A lot of has to do with the fact that Android itself is still baking-it's hard to develop for an OS that isn't totally set and firm to the touch. So, even though Google has lotsa cool prototypes like one "a long touch-screen, similar to the Apple iPhone, a swivel-out full keyboard, and a trackball for navigation similar to the kind on some BlackBerrys," developers are having to constantly rewrite apps because the OS is in flux.

The Weather Channel admits it has already had to "rewrite a few things," and the latest version of Android is going to require some of the biggest revisions yet. The iPhone's SDK on the other hand, is ready to go, and many developers are already familiar with OS X. (And if developers are choosing one platform over the other, that's where Android's real trouble starts.) Topping it off, phonemakers like Samsung aren't having a jolly time integrating it either.

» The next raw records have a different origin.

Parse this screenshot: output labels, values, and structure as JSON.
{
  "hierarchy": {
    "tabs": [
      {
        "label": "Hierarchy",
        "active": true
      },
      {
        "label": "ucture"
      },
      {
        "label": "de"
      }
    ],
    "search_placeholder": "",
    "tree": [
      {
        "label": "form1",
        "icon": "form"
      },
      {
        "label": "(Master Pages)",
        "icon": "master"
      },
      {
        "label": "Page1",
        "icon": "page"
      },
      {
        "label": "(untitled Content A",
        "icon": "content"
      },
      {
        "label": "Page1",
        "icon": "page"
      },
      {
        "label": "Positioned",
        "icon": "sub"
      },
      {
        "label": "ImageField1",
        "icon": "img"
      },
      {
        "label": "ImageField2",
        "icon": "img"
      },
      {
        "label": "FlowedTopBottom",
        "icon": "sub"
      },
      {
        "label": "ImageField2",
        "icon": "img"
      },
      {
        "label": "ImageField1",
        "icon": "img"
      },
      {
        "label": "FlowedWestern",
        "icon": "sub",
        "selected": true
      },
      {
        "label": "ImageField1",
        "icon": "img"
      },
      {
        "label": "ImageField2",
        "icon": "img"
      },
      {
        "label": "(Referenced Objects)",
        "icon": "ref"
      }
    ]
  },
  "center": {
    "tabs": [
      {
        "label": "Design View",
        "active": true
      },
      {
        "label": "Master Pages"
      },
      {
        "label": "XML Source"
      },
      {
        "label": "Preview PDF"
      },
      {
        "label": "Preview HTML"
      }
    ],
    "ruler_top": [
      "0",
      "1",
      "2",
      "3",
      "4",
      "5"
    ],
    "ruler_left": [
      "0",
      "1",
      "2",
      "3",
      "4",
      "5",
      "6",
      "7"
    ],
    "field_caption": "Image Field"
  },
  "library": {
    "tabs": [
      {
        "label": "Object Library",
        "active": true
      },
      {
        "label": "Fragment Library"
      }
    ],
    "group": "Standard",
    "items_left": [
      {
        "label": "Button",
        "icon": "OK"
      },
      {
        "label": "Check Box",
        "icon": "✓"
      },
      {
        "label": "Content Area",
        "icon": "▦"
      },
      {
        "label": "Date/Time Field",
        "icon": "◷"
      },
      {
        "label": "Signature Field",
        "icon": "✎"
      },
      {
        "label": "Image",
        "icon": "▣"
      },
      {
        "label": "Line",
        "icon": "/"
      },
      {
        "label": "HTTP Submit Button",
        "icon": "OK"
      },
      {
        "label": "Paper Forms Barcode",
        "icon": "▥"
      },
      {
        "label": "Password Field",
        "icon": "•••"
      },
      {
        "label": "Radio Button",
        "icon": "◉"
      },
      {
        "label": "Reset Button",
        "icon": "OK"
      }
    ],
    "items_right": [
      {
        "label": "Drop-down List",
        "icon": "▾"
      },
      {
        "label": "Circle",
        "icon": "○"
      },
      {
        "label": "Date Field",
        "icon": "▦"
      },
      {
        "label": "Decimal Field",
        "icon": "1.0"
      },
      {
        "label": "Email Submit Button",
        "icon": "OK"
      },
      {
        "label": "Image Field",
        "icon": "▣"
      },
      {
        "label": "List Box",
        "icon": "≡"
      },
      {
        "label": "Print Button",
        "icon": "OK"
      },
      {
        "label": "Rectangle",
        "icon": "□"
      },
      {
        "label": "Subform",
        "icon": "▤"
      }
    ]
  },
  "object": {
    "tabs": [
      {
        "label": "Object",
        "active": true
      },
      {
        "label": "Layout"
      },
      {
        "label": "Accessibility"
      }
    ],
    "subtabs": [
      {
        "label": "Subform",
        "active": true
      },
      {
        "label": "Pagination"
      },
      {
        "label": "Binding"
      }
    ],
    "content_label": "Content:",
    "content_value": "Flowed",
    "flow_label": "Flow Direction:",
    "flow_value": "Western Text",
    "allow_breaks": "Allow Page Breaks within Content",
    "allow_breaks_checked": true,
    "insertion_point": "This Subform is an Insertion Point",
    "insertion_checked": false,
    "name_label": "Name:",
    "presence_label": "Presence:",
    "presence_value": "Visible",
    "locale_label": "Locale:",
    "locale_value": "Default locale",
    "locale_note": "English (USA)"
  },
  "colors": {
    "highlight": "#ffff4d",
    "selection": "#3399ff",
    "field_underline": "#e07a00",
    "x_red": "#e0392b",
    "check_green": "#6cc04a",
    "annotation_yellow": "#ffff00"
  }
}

Sprint's woes are in part due to the fact it wants an Android phone with Sprint services, rather than a generic Google-y one. Because of the pushback, they might skip over a 3G Android phone and just do a WiMax one (though that doesn't make much sense to us-the EV-DO footprint is and will be way bigger than gimpy WiMax's, even in the first half of 2009, and that's being optimistic). Curiously, no word on the newly open Verizon's front, but given how messy Android is right now, even with all of its promise, we can't really blame AT&T for sitting it out for now. [WSJ]